In Hinduism, dharma is simultaneously the eternal order that rules the universe and the duty or law that governs one’s life. Fulfilling one’s dharma is more than simply one’s purpose in life. It is considered the very means by which one transcend’s suffering and the cycle of birth and death, or what is called saṃsāra. A person has social, political, and familial dharmas, but most important is one’s spiritual dharma.

In the Bhagavad-Gītā, one of India’s most sacred texts, the popular deity Kṛṣṇa teaches that it is our highest dharma to achieve spiritual understanding, which means to realize our true self as the Ātman, the supreme consciousness, and to cultivate a relationship with the divine.

This teaching of Kṛṣṇa reflects a popular understanding in Hinduism referred to as the puruṣārthas, the four aims of human life. Every well-lived life should aim to accomplish Dharma (which is living ethically and according to one’s authentic purpose), Artha (a sustainable prosperity that allows one to live comfortably and take care of one’s family), Kāma (love and pleasure) and Mokṣa (spiritual liberation). Given that one may pursue prosperity and desire from a place of ignorance or craving, the Kāma-sūtra posits that dharma must precede kāma and and artha, indicating the spiritual importance of aligning with dharma as the guiding force of a fulfilled life.

Dharma is considered one of the “three jewels” of Buddhism, along with the Saṅga, or community of practitioners, and the Buddha, or the enlightened state. Dharma most frequently refers to the Buddha’s teachings on liberation.

One such teaching is called the Four Noble Truths. It states that,

  1. That there is suffering and dissatisfaction in the world,
  2. That there is a cause, or a reason why we suffer – namely ignorance,
  3. That suffering can end, for it is only temporary, and
  4. That there is a path to end suffering, one that includes living ethically, practicing meditation, and cultivating wisdom in one’s life.

As contemplative practitioners, dharma, from the Buddhist perspective, reminds us to honor, study, and preserve those sacred spiritual teachings that help to inspire deep insight. From the Hindu perspective, dharma reminds us that there is a natural order to the cosmos, what in the Vedas is called Ṛta, and is responsible for the proper functioning of the cycles and movements of life.

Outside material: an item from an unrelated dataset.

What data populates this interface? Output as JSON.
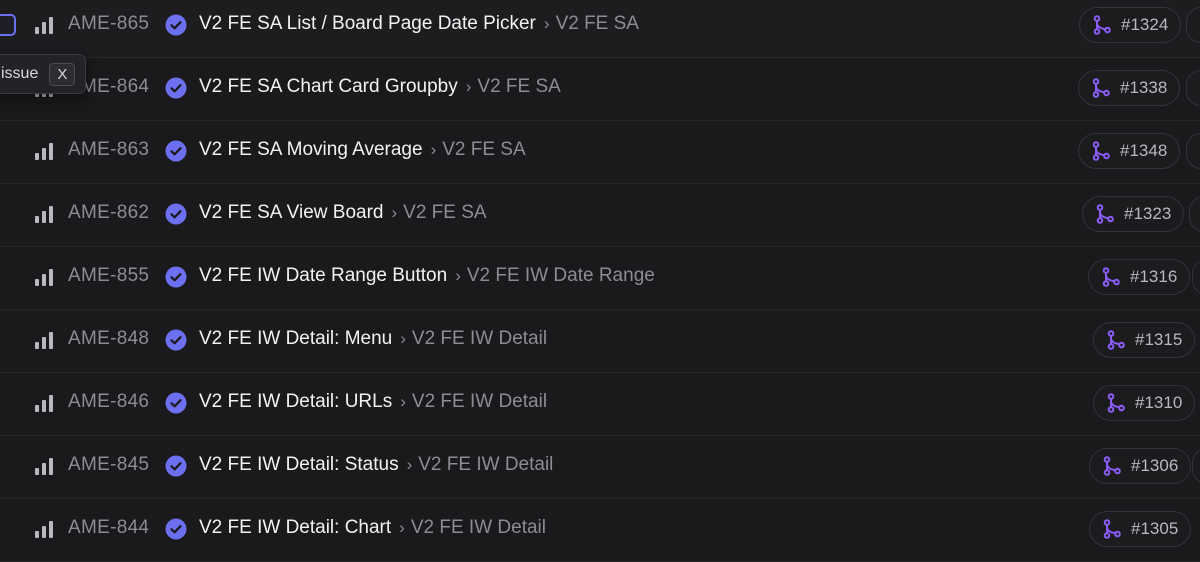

When we study sacred texts and meditate or engage in contemplative practices, we are stepping into and aligning with that eternal order and inviting its wisdom to illuminate our lives.